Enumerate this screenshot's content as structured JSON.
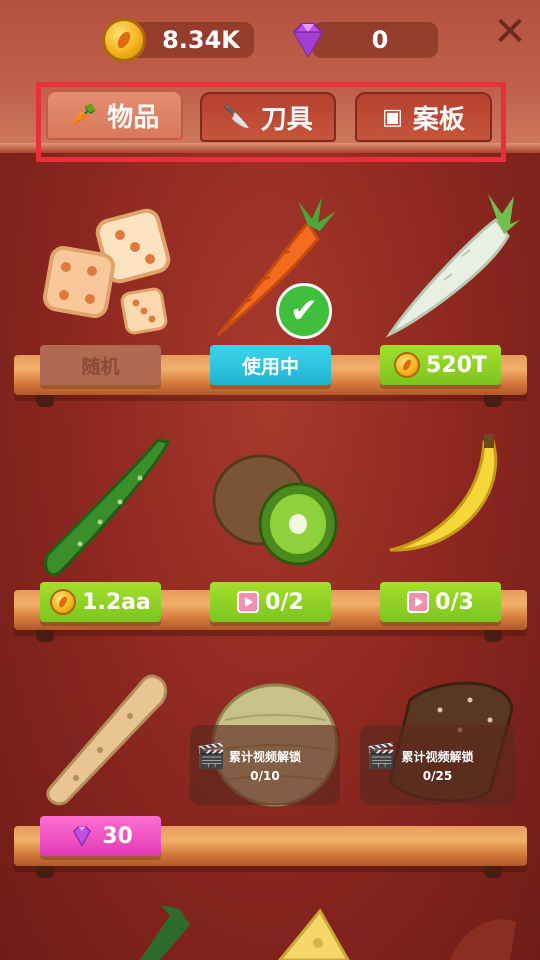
{
  "currency": {
    "coins": "8.34K",
    "gems": "0"
  },
  "tabs": [
    {
      "label": "物品",
      "icon": "carrot-icon",
      "active": true
    },
    {
      "label": "刀具",
      "icon": "knife-icon",
      "active": false
    },
    {
      "label": "案板",
      "icon": "board-icon",
      "active": false
    }
  ],
  "items": [
    {
      "name": "dice",
      "button": "随机",
      "state": "random"
    },
    {
      "name": "carrot",
      "button": "使用中",
      "state": "in-use"
    },
    {
      "name": "daikon",
      "button": "520T",
      "state": "coin-price"
    },
    {
      "name": "cucumber",
      "button": "1.2aa",
      "state": "coin-price"
    },
    {
      "name": "kiwi",
      "button": "0/2",
      "state": "video"
    },
    {
      "name": "banana",
      "button": "0/3",
      "state": "video"
    },
    {
      "name": "breadstick",
      "button": "30",
      "state": "gem-price"
    },
    {
      "name": "melon",
      "lock_title": "累计视频解锁",
      "lock_progress": "0/10",
      "state": "locked"
    },
    {
      "name": "bread",
      "lock_title": "累计视频解锁",
      "lock_progress": "0/25",
      "state": "locked"
    }
  ],
  "colors": {
    "background": "#8e2a22",
    "highlight": "#e8303a",
    "in_use": "#1fb5d3",
    "price_green": "#7cc520",
    "price_pink": "#e13ab6"
  }
}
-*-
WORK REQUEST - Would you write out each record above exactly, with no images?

WRITTEN RESPONSE -
Enumerate this screenshot's content as structured JSON.
{
  "currency": {
    "coins": "8.34K",
    "gems": "0"
  },
  "tabs": [
    {
      "label": "物品",
      "icon": "carrot-icon",
      "active": true
    },
    {
      "label": "刀具",
      "icon": "knife-icon",
      "active": false
    },
    {
      "label": "案板",
      "icon": "board-icon",
      "active": false
    }
  ],
  "items": [
    {
      "name": "dice",
      "button": "随机",
      "state": "random"
    },
    {
      "name": "carrot",
      "button": "使用中",
      "state": "in-use"
    },
    {
      "name": "daikon",
      "button": "520T",
      "state": "coin-price"
    },
    {
      "name": "cucumber",
      "button": "1.2aa",
      "state": "coin-price"
    },
    {
      "name": "kiwi",
      "button": "0/2",
      "state": "video"
    },
    {
      "name": "banana",
      "button": "0/3",
      "state": "video"
    },
    {
      "name": "breadstick",
      "button": "30",
      "state": "gem-price"
    },
    {
      "name": "melon",
      "lock_title": "累计视频解锁",
      "lock_progress": "0/10",
      "state": "locked"
    },
    {
      "name": "bread",
      "lock_title": "累计视频解锁",
      "lock_progress": "0/25",
      "state": "locked"
    }
  ],
  "colors": {
    "background": "#8e2a22",
    "highlight": "#e8303a",
    "in_use": "#1fb5d3",
    "price_green": "#7cc520",
    "price_pink": "#e13ab6"
  }
}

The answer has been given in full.